THE TASK | Exact copies of the records below are needed, free of pictures.
■ ■ ■ ■ ■
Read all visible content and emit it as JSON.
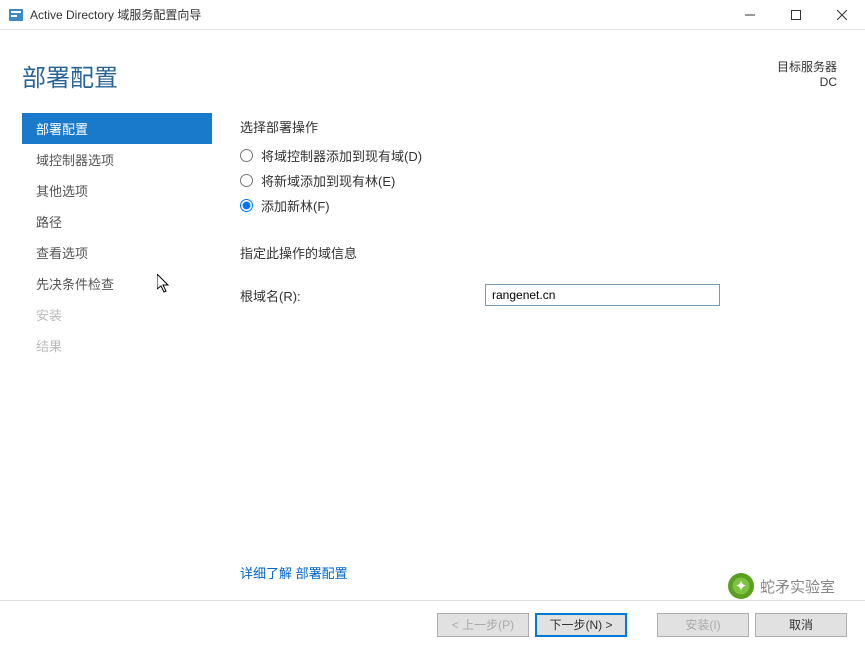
{
  "window": {
    "title": "Active Directory 域服务配置向导"
  },
  "header": {
    "page_title": "部署配置",
    "target_label": "目标服务器",
    "target_value": "DC"
  },
  "sidebar": {
    "items": [
      {
        "label": "部署配置",
        "state": "active"
      },
      {
        "label": "域控制器选项",
        "state": "normal"
      },
      {
        "label": "其他选项",
        "state": "normal"
      },
      {
        "label": "路径",
        "state": "normal"
      },
      {
        "label": "查看选项",
        "state": "normal"
      },
      {
        "label": "先决条件检查",
        "state": "normal"
      },
      {
        "label": "安装",
        "state": "disabled"
      },
      {
        "label": "结果",
        "state": "disabled"
      }
    ]
  },
  "form": {
    "operation_label": "选择部署操作",
    "radios": [
      {
        "label": "将域控制器添加到现有域(D)",
        "checked": false
      },
      {
        "label": "将新域添加到现有林(E)",
        "checked": false
      },
      {
        "label": "添加新林(F)",
        "checked": true
      }
    ],
    "domain_info_label": "指定此操作的域信息",
    "root_domain_label": "根域名(R):",
    "root_domain_value": "rangenet.cn",
    "learn_more": "详细了解 部署配置"
  },
  "footer": {
    "prev": "< 上一步(P)",
    "next": "下一步(N) >",
    "install": "安装(I)",
    "cancel": "取消"
  },
  "watermark": {
    "text": "蛇矛实验室"
  }
}
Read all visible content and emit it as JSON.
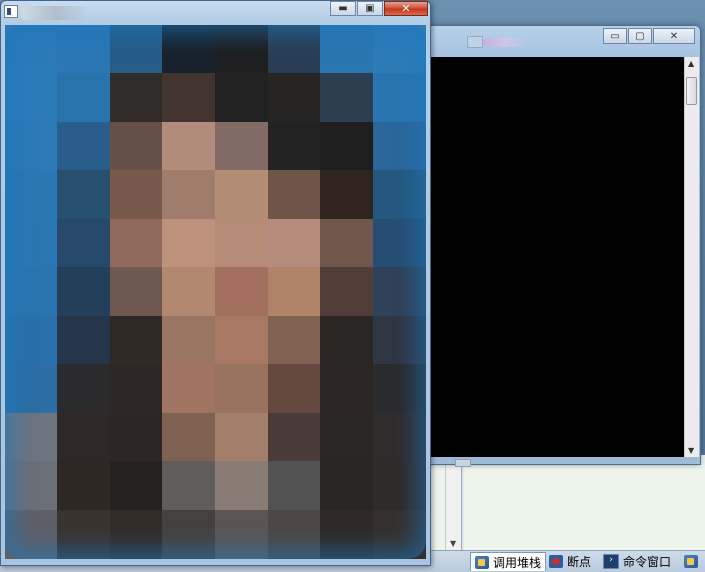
{
  "bottom_tabs": [
    {
      "label": "调用堆栈",
      "icon": "call-stack-icon",
      "active": true
    },
    {
      "label": "断点",
      "icon": "breakpoint-icon",
      "active": false
    },
    {
      "label": "命令窗口",
      "icon": "command-window-icon",
      "active": false
    }
  ],
  "console_window": {
    "caption_buttons": {
      "minimize": "▭",
      "maximize": "▢",
      "close": "✕"
    },
    "scroll_up": "▲",
    "scroll_down": "▼"
  },
  "image_window": {
    "caption_buttons": {
      "minimize": "▬",
      "maximize": "▣",
      "close": "✕"
    }
  },
  "ide_panel": {
    "scroll_down": "▼"
  },
  "colors": {
    "console_background": "#000000",
    "close_button": "#c8391e",
    "photo_background": "#2878b4"
  },
  "mosaic_colors": [
    [
      "#2b7ab8",
      "#2a77b4",
      "#265c86",
      "#18222c",
      "#1f1f21",
      "#283e55",
      "#2a76b1",
      "#2b7bb7"
    ],
    [
      "#2b7ab8",
      "#2774ad",
      "#2f2c2a",
      "#433430",
      "#222122",
      "#272524",
      "#2c3f51",
      "#2875b0"
    ],
    [
      "#2b79b6",
      "#285e89",
      "#665048",
      "#b18c7b",
      "#836b65",
      "#242324",
      "#1f1e1f",
      "#2a669a"
    ],
    [
      "#2a77b3",
      "#264f70",
      "#775a4c",
      "#a07c6c",
      "#b28c74",
      "#6f5548",
      "#30241f",
      "#25587f"
    ],
    [
      "#2a76b2",
      "#26486a",
      "#8f6a5c",
      "#be917c",
      "#b68b78",
      "#b48b7c",
      "#6f574d",
      "#264e73"
    ],
    [
      "#2a74b0",
      "#243f5a",
      "#6f584f",
      "#b28870",
      "#a3705f",
      "#b08267",
      "#503d38",
      "#2f4257"
    ],
    [
      "#2a70aa",
      "#25364a",
      "#302a27",
      "#9a7561",
      "#a87865",
      "#7f6252",
      "#292624",
      "#2f3644"
    ],
    [
      "#2c6ea5",
      "#2b2b2d",
      "#2e2725",
      "#a07461",
      "#9a7360",
      "#644940",
      "#2b2624",
      "#2a2b2e"
    ],
    [
      "#6c7580",
      "#2f2826",
      "#2c2624",
      "#7f6152",
      "#a37e6a",
      "#4a3c38",
      "#2a2624",
      "#2f2c2b"
    ],
    [
      "#6b6f78",
      "#2e2825",
      "#252120",
      "#5f5d5b",
      "#887c74",
      "#535252",
      "#292523",
      "#2f2b29"
    ],
    [
      "#5e6068",
      "#3a3431",
      "#332d2a",
      "#45413f",
      "#5b5655",
      "#4d4745",
      "#2f2a28",
      "#35302e"
    ]
  ]
}
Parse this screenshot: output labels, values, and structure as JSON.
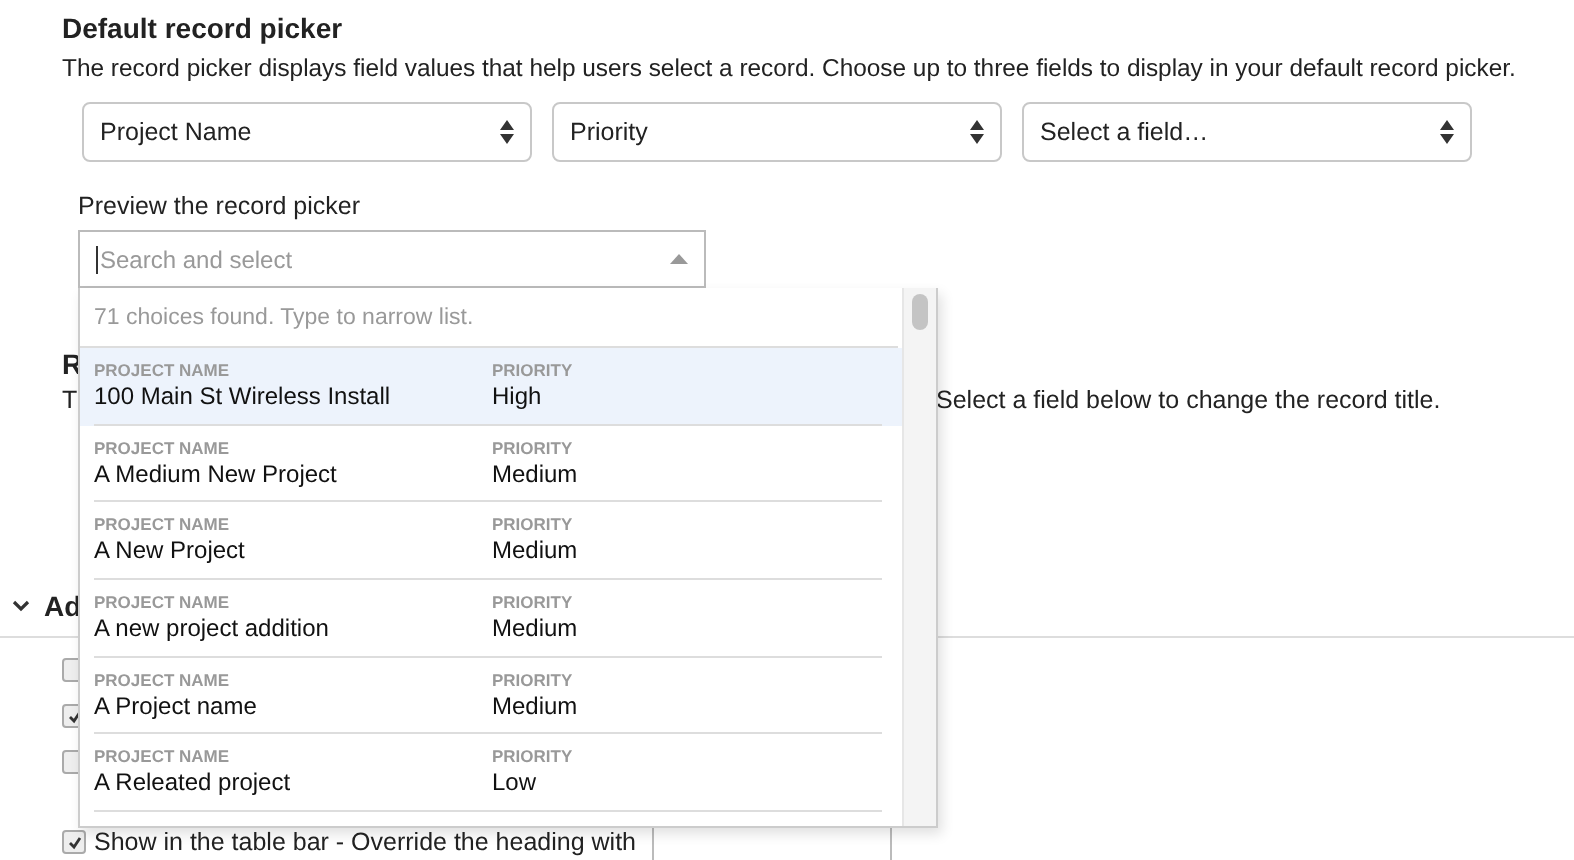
{
  "title": "Default record picker",
  "description": "The record picker displays field values that help users select a record. Choose up to three fields to display in your default record picker.",
  "field_selects": [
    {
      "value": "Project Name"
    },
    {
      "value": "Priority"
    },
    {
      "value": "Select a field…"
    }
  ],
  "preview": {
    "label": "Preview the record picker",
    "placeholder": "Search and select",
    "expanded": true,
    "status": "71 choices found. Type to narrow list.",
    "options": [
      {
        "name_label": "PROJECT NAME",
        "name": "100 Main St Wireless Install",
        "priority_label": "PRIORITY",
        "priority": "High",
        "selected": true
      },
      {
        "name_label": "PROJECT NAME",
        "name": "A Medium New Project",
        "priority_label": "PRIORITY",
        "priority": "Medium",
        "selected": false
      },
      {
        "name_label": "PROJECT NAME",
        "name": "A New Project",
        "priority_label": "PRIORITY",
        "priority": "Medium",
        "selected": false
      },
      {
        "name_label": "PROJECT NAME",
        "name": "A new project addition",
        "priority_label": "PRIORITY",
        "priority": "Medium",
        "selected": false
      },
      {
        "name_label": "PROJECT NAME",
        "name": "A Project name",
        "priority_label": "PRIORITY",
        "priority": "Medium",
        "selected": false
      },
      {
        "name_label": "PROJECT NAME",
        "name": "A Releated project",
        "priority_label": "PRIORITY",
        "priority": "Low",
        "selected": false
      }
    ]
  },
  "record_title": {
    "heading": "R",
    "description_start": "T",
    "description_end": "Select a field below to change the record title."
  },
  "advanced": {
    "heading": "Ad",
    "expanded": true,
    "options": [
      {
        "checked": false
      },
      {
        "checked": true
      },
      {
        "checked": false
      },
      {
        "checked": true,
        "label": "Show in the table bar - Override the heading with"
      }
    ]
  }
}
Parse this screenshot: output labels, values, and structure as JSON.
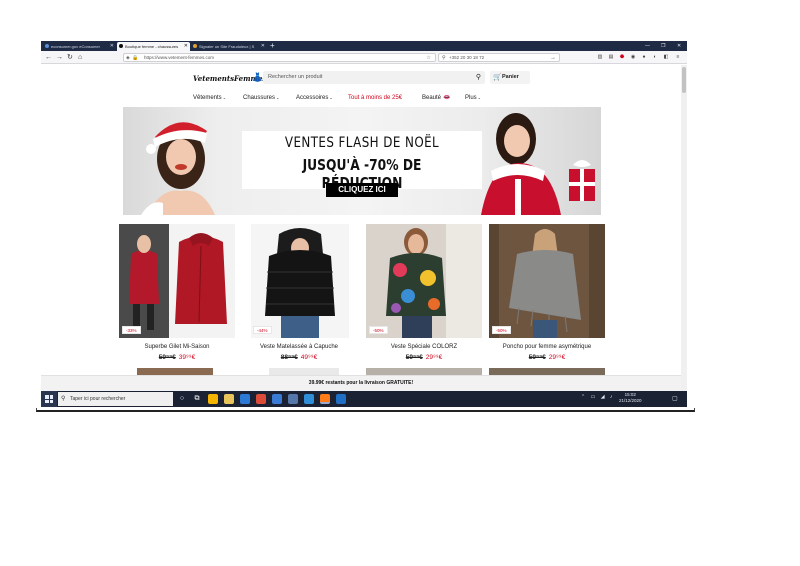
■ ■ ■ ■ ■
EXPECTED OUTPUT |
Read all visible content and emit it as JSON.
{
  "window": {
    "title": "Active Directory 域服务配置向导"
  },
  "header": {
    "page_title": "部署配置",
    "target_label": "目标服务器",
    "target_value": "DC"
  },
  "sidebar": {
    "items": [
      {
        "label": "部署配置",
        "state": "active"
      },
      {
        "label": "域控制器选项",
        "state": "normal"
      },
      {
        "label": "其他选项",
        "state": "normal"
      },
      {
        "label": "路径",
        "state": "normal"
      },
      {
        "label": "查看选项",
        "state": "normal"
      },
      {
        "label": "先决条件检查",
        "state": "normal"
      },
      {
        "label": "安装",
        "state": "disabled"
      },
      {
        "label": "结果",
        "state": "disabled"
      }
    ]
  },
  "form": {
    "operation_label": "选择部署操作",
    "radios": [
      {
        "label": "将域控制器添加到现有域(D)",
        "checked": false
      },
      {
        "label": "将新域添加到现有林(E)",
        "checked": false
      },
      {
        "label": "添加新林(F)",
        "checked": true
      }
    ],
    "domain_info_label": "指定此操作的域信息",
    "root_domain_label": "根域名(R):",
    "root_domain_value": "rangenet.cn",
    "learn_more": "详细了解 部署配置"
  },
  "footer": {
    "prev": "< 上一步(P)",
    "next": "下一步(N) >",
    "install": "安装(I)",
    "cancel": "取消"
  },
  "watermark": {
    "text": "蛇矛实验室"
  }
}
Read all visible content and emit it as JSON.
{
  "bottom_tabs": [
    {
      "label": "调用堆栈",
      "icon": "call-stack-icon",
      "active": true
    },
    {
      "label": "断点",
      "icon": "breakpoint-icon",
      "active": false
    },
    {
      "label": "命令窗口",
      "icon": "command-window-icon",
      "active": false
    }
  ],
  "console_window": {
    "caption_buttons": {
      "minimize": "▭",
      "maximize": "▢",
      "close": "✕"
    },
    "scroll_up": "▲",
    "scroll_down": "▼"
  },
  "image_window": {
    "caption_buttons": {
      "minimize": "▬",
      "maximize": "▣",
      "close": "✕"
    }
  },
  "ide_panel": {
    "scroll_down": "▼"
  },
  "colors": {
    "console_background": "#000000",
    "close_button": "#c8391e",
    "photo_background": "#2878b4"
  },
  "mosaic_colors": [
    [
      "#2b7ab8",
      "#2a77b4",
      "#265c86",
      "#18222c",
      "#1f1f21",
      "#283e55",
      "#2a76b1",
      "#2b7bb7"
    ],
    [
      "#2b7ab8",
      "#2774ad",
      "#2f2c2a",
      "#433430",
      "#222122",
      "#272524",
      "#2c3f51",
      "#2875b0"
    ],
    [
      "#2b79b6",
      "#285e89",
      "#665048",
      "#b18c7b",
      "#836b65",
      "#242324",
      "#1f1e1f",
      "#2a669a"
    ],
    [
      "#2a77b3",
      "#264f70",
      "#775a4c",
      "#a07c6c",
      "#b28c74",
      "#6f5548",
      "#30241f",
      "#25587f"
    ],
    [
      "#2a76b2",
      "#26486a",
      "#8f6a5c",
      "#be917c",
      "#b68b78",
      "#b48b7c",
      "#6f574d",
      "#264e73"
    ],
    [
      "#2a74b0",
      "#243f5a",
      "#6f584f",
      "#b28870",
      "#a3705f",
      "#b08267",
      "#503d38",
      "#2f4257"
    ],
    [
      "#2a70aa",
      "#25364a",
      "#302a27",
      "#9a7561",
      "#a87865",
      "#7f6252",
      "#292624",
      "#2f3644"
    ],
    [
      "#2c6ea5",
      "#2b2b2d",
      "#2e2725",
      "#a07461",
      "#9a7360",
      "#644940",
      "#2b2624",
      "#2a2b2e"
    ],
    [
      "#6c7580",
      "#2f2826",
      "#2c2624",
      "#7f6152",
      "#a37e6a",
      "#4a3c38",
      "#2a2624",
      "#2f2c2b"
    ],
    [
      "#6b6f78",
      "#2e2825",
      "#252120",
      "#5f5d5b",
      "#887c74",
      "#535252",
      "#292523",
      "#2f2b29"
    ],
    [
      "#5e6068",
      "#3a3431",
      "#332d2a",
      "#45413f",
      "#5b5655",
      "#4d4745",
      "#2f2a28",
      "#35302e"
    ]
  ]
}
Parse this screenshot: output labels, values, and structure as JSON.
{
  "title": "Default record picker",
  "description": "The record picker displays field values that help users select a record. Choose up to three fields to display in your default record picker.",
  "field_selects": [
    {
      "value": "Project Name"
    },
    {
      "value": "Priority"
    },
    {
      "value": "Select a field…"
    }
  ],
  "preview": {
    "label": "Preview the record picker",
    "placeholder": "Search and select",
    "expanded": true,
    "status": "71 choices found. Type to narrow list.",
    "options": [
      {
        "name_label": "PROJECT NAME",
        "name": "100 Main St Wireless Install",
        "priority_label": "PRIORITY",
        "priority": "High",
        "selected": true
      },
      {
        "name_label": "PROJECT NAME",
        "name": "A Medium New Project",
        "priority_label": "PRIORITY",
        "priority": "Medium",
        "selected": false
      },
      {
        "name_label": "PROJECT NAME",
        "name": "A New Project",
        "priority_label": "PRIORITY",
        "priority": "Medium",
        "selected": false
      },
      {
        "name_label": "PROJECT NAME",
        "name": "A new project addition",
        "priority_label": "PRIORITY",
        "priority": "Medium",
        "selected": false
      },
      {
        "name_label": "PROJECT NAME",
        "name": "A Project name",
        "priority_label": "PRIORITY",
        "priority": "Medium",
        "selected": false
      },
      {
        "name_label": "PROJECT NAME",
        "name": "A Releated project",
        "priority_label": "PRIORITY",
        "priority": "Low",
        "selected": false
      }
    ]
  },
  "record_title": {
    "heading": "R",
    "description_start": "T",
    "description_end": "Select a field below to change the record title."
  },
  "advanced": {
    "heading": "Ad",
    "expanded": true,
    "options": [
      {
        "checked": false
      },
      {
        "checked": true
      },
      {
        "checked": false
      },
      {
        "checked": true,
        "label": "Show in the table bar - Override the heading with"
      }
    ]
  }
}
Parse this screenshot: output labels, values, and structure as JSON.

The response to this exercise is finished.